I looked out the window at the track below. I would soon be on that track, racing. That's what all orphans do. When we reach sixteen, the government puts us in a deadly race to try and eliminate some of us. The top three racers stay alive. The race is deadly. Each vehicle is equipped with weapons, the same ones the military use. Heat-sensing missiles, bombs, guns, and a few older weapons, like javelins and arrows. There are four different races that can take place anywhere in the world. Usually, the races are in some of the most hostile environments in the world. I shake my head and look away from the racetrack. This race is stupid, another name for the murder that the government plans on committing. I walk away from the window and look at the sparsely furnished room. Laminate oak wood floors go from wall to off-white wall. A twin bed the same color as the walls is pushed up against a wall. The headboard and footboard are the same oak as the floor. I stand in the middle of the room. I wouldn't be here if my mom hadn't married a guy who didn't want children. I guess she loved him more than she did me. She always said I reminded her too much of my dad, who died in a tragic car accident.

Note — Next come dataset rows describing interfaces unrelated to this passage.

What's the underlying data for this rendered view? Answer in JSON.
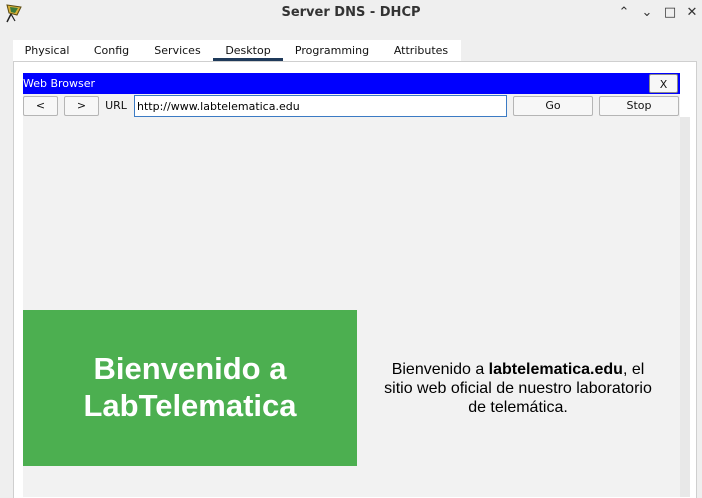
{
  "window": {
    "title": "Server DNS - DHCP",
    "controls": {
      "minimize": "^",
      "restore": "⌃",
      "maximize": "□",
      "close": "✕"
    }
  },
  "tabs": [
    {
      "label": "Physical"
    },
    {
      "label": "Config"
    },
    {
      "label": "Services"
    },
    {
      "label": "Desktop",
      "active": true
    },
    {
      "label": "Programming"
    },
    {
      "label": "Attributes"
    }
  ],
  "browser": {
    "title": "Web Browser",
    "close_label": "X",
    "back_label": "<",
    "forward_label": ">",
    "url_label": "URL",
    "url_value": "http://www.labtelematica.edu",
    "go_label": "Go",
    "stop_label": "Stop"
  },
  "page": {
    "banner_line1": "Bienvenido a",
    "banner_line2": "LabTelematica",
    "welcome_prefix": "Bienvenido a ",
    "welcome_site": "labtelematica.edu",
    "welcome_suffix": ", el sitio web oficial de nuestro laboratorio de telemática."
  },
  "colors": {
    "browser_titlebar": "#0000ff",
    "banner": "#4caf50",
    "active_tab_underline": "#1f3a5a"
  }
}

I look turn and look in the mirror beside the window. My dad and I both had the same wavy, black hair, the only difference being mine falls to my waist and I have dark purple highlights, one of the small ways I rebel against the government. We both had the same shape face with prominent cheek bones and a strong brow bone. His green-gold eyes look through the mirror back to me.
I tuck my hair behind my ear. "I love you, dad." I know that seems stupid, but my reflection is the only way I can still be with him. I remember being in the car with him when the eighteen-wheeler hit our little Acura-Integra. It was Valentine's Day and we were going to surprise mom at work. Then the light turned red too quickly and the truck came careening towards us. I remember my dad knowing it was going to hit us and pushing me out of the car right before it hit us. He opened the door and shoved me out of the car. I remember pressing myself against the asphalt as the small car flipped over me. I just barely missed being decapitated by a truck wheel. When the police and ambulances got there, I was sitting by the open passenger door, looking at my dad's blood covered hand. I was only five.
After the accident, I lived with my mom until I was seven. Then she married Frank, my stepfather. He didn't want children, and for some reason my mom hid me from him. And when they got married, he finally found out. She had been hiding me in the guest room closet. Frank found me one day and beat me. He was drunk. Frank broke both of my legs, cracked three ribs, and covered me in bruises and cuts all over. My mom walked in from work to find him in mid-swing with a baseball bat. That was when she told him I was her daughter. Frank said he would divorce her unless she got rid of me. I guess when she saw me laying on the floor, looking like my dad after the truck hit him, she decided I was too much of a reminder of my dad. She took me to an orphanage the next day. She left me laying on the doorstep and didn't look back. I remember screaming and crying for her to come back. She drove away without a tear. The owner of the orphanage, Mrs. Rose, walked out when she heard my hysteria. She took me in and took me to a hospital. After I was released from the hospital, I wanted to die. My mother chose Frank over me and my dad was dead. I tried to commit suicide so many times, I lost count. Mrs. Rose wondered why I kept going to the hospital for stomach problems when she caught me one day. The orphanage never had any weapons and all knives and the like were locked up tight in the kitchen, guarded by a Swedish cook named Helga. So I used pills. I would beg and sometimes steal them from other kids. Mrs. Rose walked in when I was about to pop another handful. That day, we both cried. I told her the only person that loved me was dead. I had to join him. Mrs. Rose sat down and pulled me into her lap, even though I was ten. She told me that she loved me. I went to therapy. Mrs. Rose made sure I never got any medicine from anyone.